> **TASK BRIEF**
Return the lines below that contain "Добавить".
╭─ MATERIAL PROVIDED
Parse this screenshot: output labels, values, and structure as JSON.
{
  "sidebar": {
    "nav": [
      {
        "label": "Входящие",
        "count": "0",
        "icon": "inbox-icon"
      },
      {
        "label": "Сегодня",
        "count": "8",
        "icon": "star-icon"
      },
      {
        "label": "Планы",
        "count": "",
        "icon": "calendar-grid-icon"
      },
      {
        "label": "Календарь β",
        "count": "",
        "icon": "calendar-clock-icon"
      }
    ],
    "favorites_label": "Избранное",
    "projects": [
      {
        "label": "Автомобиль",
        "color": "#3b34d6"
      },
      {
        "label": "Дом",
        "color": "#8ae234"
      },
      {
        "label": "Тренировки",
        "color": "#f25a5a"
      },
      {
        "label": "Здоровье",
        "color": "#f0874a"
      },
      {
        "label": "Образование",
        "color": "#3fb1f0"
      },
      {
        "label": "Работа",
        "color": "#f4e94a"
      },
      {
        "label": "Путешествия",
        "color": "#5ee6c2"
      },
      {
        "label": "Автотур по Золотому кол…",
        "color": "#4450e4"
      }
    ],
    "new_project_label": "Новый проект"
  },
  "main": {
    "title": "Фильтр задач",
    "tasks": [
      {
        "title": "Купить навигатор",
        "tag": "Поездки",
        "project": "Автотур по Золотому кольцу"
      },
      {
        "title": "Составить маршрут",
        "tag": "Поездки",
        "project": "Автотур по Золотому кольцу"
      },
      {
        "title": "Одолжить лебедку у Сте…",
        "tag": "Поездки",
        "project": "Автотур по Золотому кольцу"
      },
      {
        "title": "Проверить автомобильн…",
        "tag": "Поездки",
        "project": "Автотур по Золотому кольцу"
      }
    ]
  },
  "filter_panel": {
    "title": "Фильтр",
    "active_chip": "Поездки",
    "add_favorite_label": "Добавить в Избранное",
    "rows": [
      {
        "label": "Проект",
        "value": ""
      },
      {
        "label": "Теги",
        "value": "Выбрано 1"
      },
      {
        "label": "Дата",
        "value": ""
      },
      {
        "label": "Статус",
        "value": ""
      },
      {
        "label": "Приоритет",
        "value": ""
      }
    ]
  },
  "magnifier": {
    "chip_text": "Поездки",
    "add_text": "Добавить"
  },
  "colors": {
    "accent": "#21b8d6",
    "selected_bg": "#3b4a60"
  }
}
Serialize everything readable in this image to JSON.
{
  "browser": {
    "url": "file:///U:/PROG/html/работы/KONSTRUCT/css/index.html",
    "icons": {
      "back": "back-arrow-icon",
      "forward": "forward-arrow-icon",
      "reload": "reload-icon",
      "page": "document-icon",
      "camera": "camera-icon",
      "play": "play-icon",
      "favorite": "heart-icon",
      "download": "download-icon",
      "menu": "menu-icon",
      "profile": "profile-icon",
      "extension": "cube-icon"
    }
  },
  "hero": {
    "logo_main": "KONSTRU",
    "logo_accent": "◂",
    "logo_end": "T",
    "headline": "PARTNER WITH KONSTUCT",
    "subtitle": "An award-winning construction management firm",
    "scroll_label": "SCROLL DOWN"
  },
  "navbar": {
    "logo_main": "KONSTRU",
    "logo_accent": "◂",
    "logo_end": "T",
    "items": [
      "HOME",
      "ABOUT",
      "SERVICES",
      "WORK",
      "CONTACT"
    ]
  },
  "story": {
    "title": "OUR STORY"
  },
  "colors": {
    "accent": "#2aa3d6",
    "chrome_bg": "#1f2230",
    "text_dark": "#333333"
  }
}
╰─
> **RESPONSE TO THIS TASK**
    "add_favorite_label": "Добавить в Избранное",
    "add_text": "Добавить"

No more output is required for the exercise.